The former Iranian president Mahmoud Ahmadinejad had played the role of useful international bogeyman for the past number of years, always on hand to deliver an incendiary speech threatening Israel or the West. So the election of the moderate cleric Hassan Rouhani in June wrong-footed both extremist factions in Iran and those elements in the US and the West that relied on Iran as a convenient villain. The landmark Geneva agreement curtailing Iranian nuclear programmes is just the first sign Rouhani is determined to change Iran’s recent course.
Tipperary-born Donal Ryan, who was on the longlist for the Man Booker prize this year, wasn’t the only promising young writer given a boost by the prize; this year saw the precociously talented 28-year-old New Zealand writer Eleanor Catton become the youngest winner of the prize to date with her sprawling, hugely ambitious second novel The Luminaries. At this point, Catton is firmly on course to become one of this century’s literary giants.
Most of the country didn’t know what the 19-year-old Clare hurler looked like until, a few minutes from the end of Clare’s epic All-Ireland final replay against Cork, he was substituted and took off his helmet: the boyish good looks and mop of hair made for a sporting unveiling for the ages. By that stage he had already written his name into the history books with a man-of-the-match performance, scoring three goals and three points and helping the Banner to All-Ireland glory.

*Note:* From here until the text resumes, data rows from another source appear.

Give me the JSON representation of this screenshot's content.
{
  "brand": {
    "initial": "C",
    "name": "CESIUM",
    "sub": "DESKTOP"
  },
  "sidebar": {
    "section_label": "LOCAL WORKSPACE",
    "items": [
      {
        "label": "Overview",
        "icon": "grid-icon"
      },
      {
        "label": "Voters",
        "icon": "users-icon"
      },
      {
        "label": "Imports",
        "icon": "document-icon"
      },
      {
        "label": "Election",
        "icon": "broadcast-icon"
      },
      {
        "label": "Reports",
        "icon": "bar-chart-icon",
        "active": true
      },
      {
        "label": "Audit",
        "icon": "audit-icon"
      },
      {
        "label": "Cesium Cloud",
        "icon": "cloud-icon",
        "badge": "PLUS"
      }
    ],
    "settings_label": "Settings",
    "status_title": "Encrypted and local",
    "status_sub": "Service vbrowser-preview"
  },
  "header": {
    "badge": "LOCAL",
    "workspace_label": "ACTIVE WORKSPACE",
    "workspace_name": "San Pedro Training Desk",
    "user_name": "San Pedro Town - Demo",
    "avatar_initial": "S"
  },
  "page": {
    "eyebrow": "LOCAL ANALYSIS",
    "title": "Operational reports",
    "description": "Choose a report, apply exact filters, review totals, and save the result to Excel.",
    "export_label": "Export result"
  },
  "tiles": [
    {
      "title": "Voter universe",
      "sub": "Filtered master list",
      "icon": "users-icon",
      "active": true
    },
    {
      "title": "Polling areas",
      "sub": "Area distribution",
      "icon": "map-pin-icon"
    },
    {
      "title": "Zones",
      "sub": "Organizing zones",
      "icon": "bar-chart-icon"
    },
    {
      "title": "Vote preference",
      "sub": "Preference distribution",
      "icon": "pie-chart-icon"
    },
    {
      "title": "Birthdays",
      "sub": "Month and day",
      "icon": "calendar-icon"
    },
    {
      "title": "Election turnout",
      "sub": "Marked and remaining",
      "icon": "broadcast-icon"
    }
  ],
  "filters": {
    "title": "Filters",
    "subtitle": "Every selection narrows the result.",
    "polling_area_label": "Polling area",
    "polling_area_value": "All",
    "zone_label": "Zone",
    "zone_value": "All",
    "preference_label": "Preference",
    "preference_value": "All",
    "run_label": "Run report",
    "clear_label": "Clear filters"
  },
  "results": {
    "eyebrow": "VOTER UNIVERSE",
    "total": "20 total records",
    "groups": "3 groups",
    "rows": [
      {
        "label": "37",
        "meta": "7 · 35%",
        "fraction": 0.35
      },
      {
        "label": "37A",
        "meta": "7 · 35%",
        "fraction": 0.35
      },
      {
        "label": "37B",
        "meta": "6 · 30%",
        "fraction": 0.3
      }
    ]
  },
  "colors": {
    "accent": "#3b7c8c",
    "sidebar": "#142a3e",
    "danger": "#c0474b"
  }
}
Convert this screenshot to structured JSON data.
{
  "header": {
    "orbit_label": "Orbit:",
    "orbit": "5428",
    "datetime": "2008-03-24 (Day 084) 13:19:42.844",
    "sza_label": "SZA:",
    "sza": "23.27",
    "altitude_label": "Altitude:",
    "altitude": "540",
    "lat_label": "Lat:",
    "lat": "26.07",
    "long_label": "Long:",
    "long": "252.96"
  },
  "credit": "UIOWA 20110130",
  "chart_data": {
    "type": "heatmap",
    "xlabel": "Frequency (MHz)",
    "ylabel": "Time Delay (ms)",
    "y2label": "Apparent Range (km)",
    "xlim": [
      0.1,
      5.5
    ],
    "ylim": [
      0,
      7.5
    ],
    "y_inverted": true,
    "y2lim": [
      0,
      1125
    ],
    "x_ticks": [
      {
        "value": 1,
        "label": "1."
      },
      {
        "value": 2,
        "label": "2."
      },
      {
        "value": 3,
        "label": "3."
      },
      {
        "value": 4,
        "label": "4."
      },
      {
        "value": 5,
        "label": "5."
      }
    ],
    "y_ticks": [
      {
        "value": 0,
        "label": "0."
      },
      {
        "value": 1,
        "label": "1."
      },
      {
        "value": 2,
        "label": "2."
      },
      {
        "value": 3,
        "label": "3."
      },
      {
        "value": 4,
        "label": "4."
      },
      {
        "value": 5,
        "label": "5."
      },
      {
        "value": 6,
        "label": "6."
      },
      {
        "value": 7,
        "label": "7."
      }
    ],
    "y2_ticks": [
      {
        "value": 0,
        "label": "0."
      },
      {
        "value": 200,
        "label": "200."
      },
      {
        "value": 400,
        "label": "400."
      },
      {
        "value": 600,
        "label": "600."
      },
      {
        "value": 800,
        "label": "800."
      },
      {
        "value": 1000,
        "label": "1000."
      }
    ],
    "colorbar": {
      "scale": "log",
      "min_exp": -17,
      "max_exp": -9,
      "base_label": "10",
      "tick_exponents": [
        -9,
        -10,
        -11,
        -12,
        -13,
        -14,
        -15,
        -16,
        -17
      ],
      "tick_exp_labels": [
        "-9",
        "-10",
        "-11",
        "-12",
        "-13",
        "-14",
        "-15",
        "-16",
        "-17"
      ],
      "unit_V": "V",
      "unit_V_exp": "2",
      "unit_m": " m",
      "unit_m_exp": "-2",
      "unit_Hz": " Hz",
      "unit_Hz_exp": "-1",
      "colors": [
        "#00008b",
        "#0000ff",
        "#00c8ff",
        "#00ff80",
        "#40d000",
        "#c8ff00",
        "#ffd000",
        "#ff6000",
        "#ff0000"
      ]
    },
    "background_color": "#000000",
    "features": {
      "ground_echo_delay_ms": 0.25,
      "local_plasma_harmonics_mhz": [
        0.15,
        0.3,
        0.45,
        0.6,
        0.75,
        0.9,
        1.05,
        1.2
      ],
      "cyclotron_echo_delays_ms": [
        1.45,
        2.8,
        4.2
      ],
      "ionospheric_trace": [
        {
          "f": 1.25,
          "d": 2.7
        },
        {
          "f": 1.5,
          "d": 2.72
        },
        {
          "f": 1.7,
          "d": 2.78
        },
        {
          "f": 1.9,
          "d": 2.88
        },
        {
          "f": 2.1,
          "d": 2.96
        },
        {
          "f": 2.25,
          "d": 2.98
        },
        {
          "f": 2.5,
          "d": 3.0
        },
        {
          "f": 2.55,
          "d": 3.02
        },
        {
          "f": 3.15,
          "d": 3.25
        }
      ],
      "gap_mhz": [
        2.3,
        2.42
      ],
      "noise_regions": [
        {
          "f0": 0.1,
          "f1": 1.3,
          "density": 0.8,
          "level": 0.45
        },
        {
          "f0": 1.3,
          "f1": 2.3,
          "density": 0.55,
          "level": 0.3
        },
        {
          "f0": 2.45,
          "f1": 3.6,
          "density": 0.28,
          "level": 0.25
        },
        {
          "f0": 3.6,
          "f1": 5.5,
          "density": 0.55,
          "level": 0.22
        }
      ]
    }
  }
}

Ten-year-old Quvenzhané Wallis won everybody’s hearts at the start of the year, becoming the youngest nominee to date for Best Actress Oscar, for her starring role in the powerful, poetic arthouse film Beasts of the Southern Wild. Needless to say, she charmed everyone with her winning smile and heartbreaking performance. If there’s any justice, Wallis will be a star for years to come.